@Bryant - I have an idea of my maximum stocking density, although I'm still finalizing my permanent fencing plan and I'll tweak my stocking density, paddock size, and paddock duration based on my results. Despite the large variety, I'm not planning on pushing the density all that much at first. For example, when I mention cattle, I'm probably only talking about a single cow. The sheep are my highest priority, everything else is just to maximize the field restoration and utilization rates. Thanks for the recommendations on the good foragers. It seems Bresse, Buckeye, and Austrolarp are the most recommended.
I have to admit I really like the idea of the Bresse, and I already have found a breeder nearby. I'm not sure if that's what I'll go with just yet, but they do sound very good.
@Elle - I do like the idea of my own breed, eventually. I think I'd be getting a little over my head trying that now, but it's something I would definitely like to do someday. If I could build the perfect breed for foraging, breeding, and meat in my bioregion, that would be pretty cool.
@Tracy - It sounded like you were describing my Muscovy ducks for a minute... Except for the "ain't much for eating" part.
If you are researching all these species, I'm sure you've read about the horrors of Blackhead disease and turkeys getting it from chickens. We have a small flock of each running together, not a problem so far. So long as your flocks are isolated and aren't already contaminated, it might not be a problem, but it is something to be aware of.
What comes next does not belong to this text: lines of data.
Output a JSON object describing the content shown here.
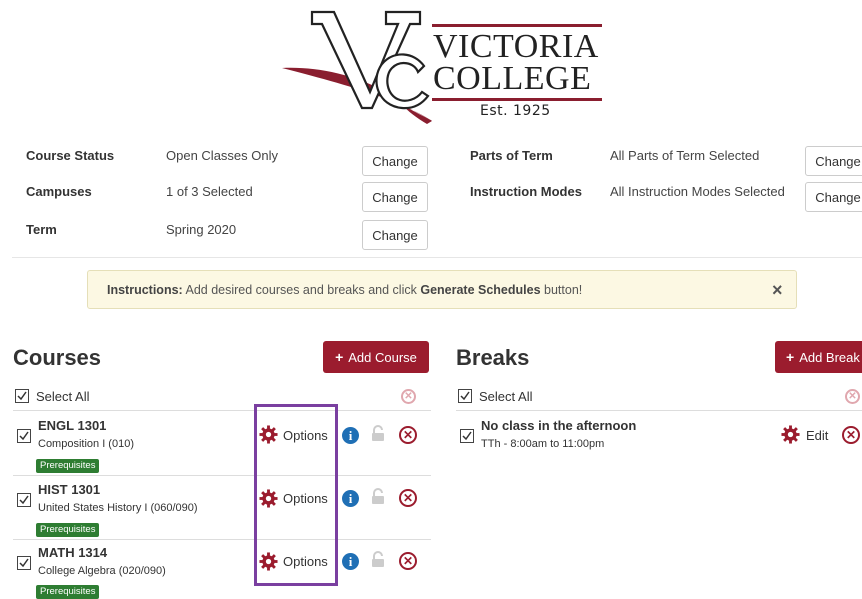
{
  "logo": {
    "initials": "VC",
    "line1": "VICTORIA",
    "line2": "COLLEGE",
    "established": "Est. 1925",
    "brand_color": "#8a1e2f"
  },
  "filters": {
    "course_status": {
      "label": "Course Status",
      "value": "Open Classes Only",
      "button": "Change"
    },
    "campuses": {
      "label": "Campuses",
      "value": "1 of 3 Selected",
      "button": "Change"
    },
    "term": {
      "label": "Term",
      "value": "Spring 2020",
      "button": "Change"
    },
    "parts_of_term": {
      "label": "Parts of Term",
      "value": "All Parts of Term Selected",
      "button": "Change"
    },
    "instruction_modes": {
      "label": "Instruction Modes",
      "value": "All Instruction Modes Selected",
      "button": "Change"
    }
  },
  "instructions": {
    "prefix": "Instructions:",
    "text_before": " Add desired courses and breaks and click ",
    "emphasis": "Generate Schedules",
    "text_after": " button!",
    "close_icon": "×"
  },
  "courses": {
    "heading": "Courses",
    "add_button": "Add Course",
    "select_all": "Select All",
    "items": [
      {
        "code": "ENGL 1301",
        "name": "Composition I (010)",
        "badge": "Prerequisites",
        "options": "Options"
      },
      {
        "code": "HIST 1301",
        "name": "United States History I (060/090)",
        "badge": "Prerequisites",
        "options": "Options"
      },
      {
        "code": "MATH 1314",
        "name": "College Algebra (020/090)",
        "badge": "Prerequisites",
        "options": "Options"
      }
    ]
  },
  "breaks": {
    "heading": "Breaks",
    "add_button": "Add Break",
    "select_all": "Select All",
    "items": [
      {
        "title": "No class in the afternoon",
        "detail": "TTh - 8:00am to 11:00pm",
        "edit": "Edit"
      }
    ]
  },
  "colors": {
    "accent_red": "#9b1c2e",
    "info_blue": "#1f6fb5",
    "badge_green": "#2e7d32",
    "highlight_purple": "#7a3fa0",
    "alert_bg": "#fcf8e3"
  }
}
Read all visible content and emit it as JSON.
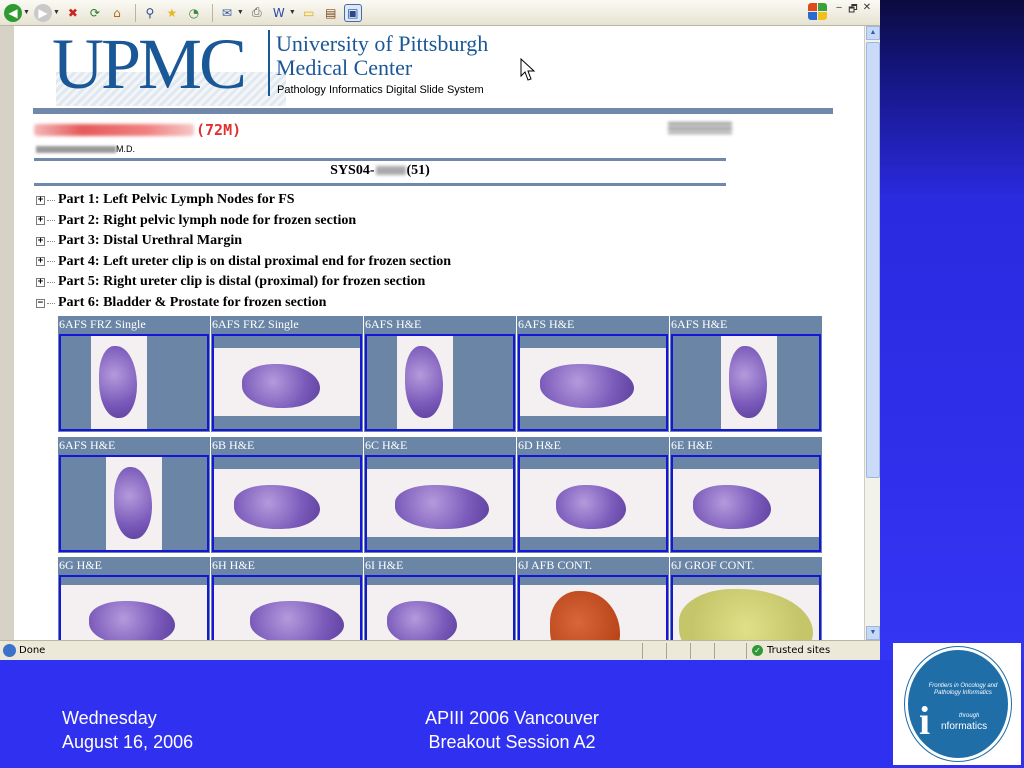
{
  "browser": {
    "status_text": "Done",
    "zone_label": "Trusted sites",
    "window_controls": [
      "‒",
      "🗗",
      "✕"
    ]
  },
  "page": {
    "logo": {
      "mark": "UPMC",
      "org_name": "University of Pittsburgh Medical Center",
      "system_name": "Pathology Informatics Digital Slide System"
    },
    "patient": {
      "age": "(72M)",
      "doctor_suffix": "M.D."
    },
    "case": {
      "prefix": "SYS04-",
      "count": "(51)"
    },
    "parts": [
      {
        "expander": "+",
        "label": "Part 1: Left Pelvic Lymph Nodes for FS"
      },
      {
        "expander": "+",
        "label": "Part 2: Right pelvic lymph node for frozen section"
      },
      {
        "expander": "+",
        "label": "Part 3: Distal Urethral Margin"
      },
      {
        "expander": "+",
        "label": "Part 4: Left ureter clip is on distal proximal end for frozen section"
      },
      {
        "expander": "+",
        "label": "Part 5: Right ureter clip is distal (proximal) for frozen section"
      },
      {
        "expander": "−",
        "label": "Part 6: Bladder & Prostate for frozen section"
      }
    ],
    "slides": [
      {
        "label": "6AFS FRZ Single",
        "stain": "purple"
      },
      {
        "label": "6AFS FRZ Single",
        "stain": "purple"
      },
      {
        "label": "6AFS H&E",
        "stain": "purple"
      },
      {
        "label": "6AFS H&E",
        "stain": "purple"
      },
      {
        "label": "6AFS H&E",
        "stain": "purple"
      },
      {
        "label": "6AFS H&E",
        "stain": "purple"
      },
      {
        "label": "6B H&E",
        "stain": "purple"
      },
      {
        "label": "6C H&E",
        "stain": "purple"
      },
      {
        "label": "6D H&E",
        "stain": "purple"
      },
      {
        "label": "6E H&E",
        "stain": "purple"
      },
      {
        "label": "6G H&E",
        "stain": "purple"
      },
      {
        "label": "6H H&E",
        "stain": "purple"
      },
      {
        "label": "6I H&E",
        "stain": "purple"
      },
      {
        "label": "6J AFB CONT.",
        "stain": "brown"
      },
      {
        "label": "6J GROF CONT.",
        "stain": "yellow"
      }
    ]
  },
  "footer": {
    "day": "Wednesday",
    "date": "August 16, 2006",
    "conference": "APIII 2006 Vancouver",
    "session": "Breakout Session A2"
  },
  "badge": {
    "tagline": "Frontiers in Oncology and Pathology Informatics",
    "through": "through",
    "word": "nformatics"
  },
  "colors": {
    "slide_background": "#3030f0",
    "upmc_blue": "#1a5796",
    "slide_border": "#1616d8",
    "label_bar": "#6b85a6",
    "age_red": "#e03030"
  }
}
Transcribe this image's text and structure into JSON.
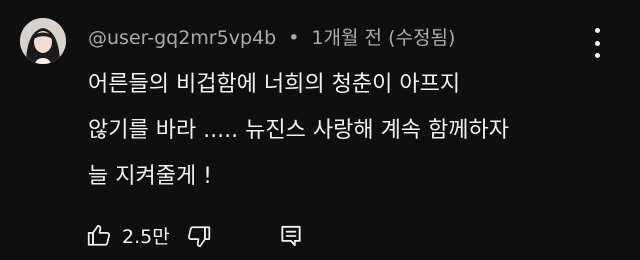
{
  "comment": {
    "author": "@user-gq2mr5vp4b",
    "separator": "•",
    "timestamp": "1개월 전",
    "edited_label": "(수정됨)",
    "lines": [
      "어른들의 비겁함에 너희의 청춘이 아프지",
      "않기를 바라 ..... 뉴진스 사랑해 계속 함께하자",
      "늘 지켜줄게 !"
    ],
    "like_count": "2.5만"
  },
  "icons": {
    "avatar": "avatar-image",
    "more": "more-vert-icon",
    "like": "thumb-up-icon",
    "dislike": "thumb-down-icon",
    "reply": "reply-comment-icon"
  },
  "colors": {
    "background": "#0f0f0f",
    "text_primary": "#f1f1f1",
    "text_secondary": "#aaaaaa"
  }
}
But if you have turkeys for meat and ducks for eggs and the occasional duck confit, why add complexity? Our ducks are as good or better insect foragers than any of our hens. If you like duck eggs that is.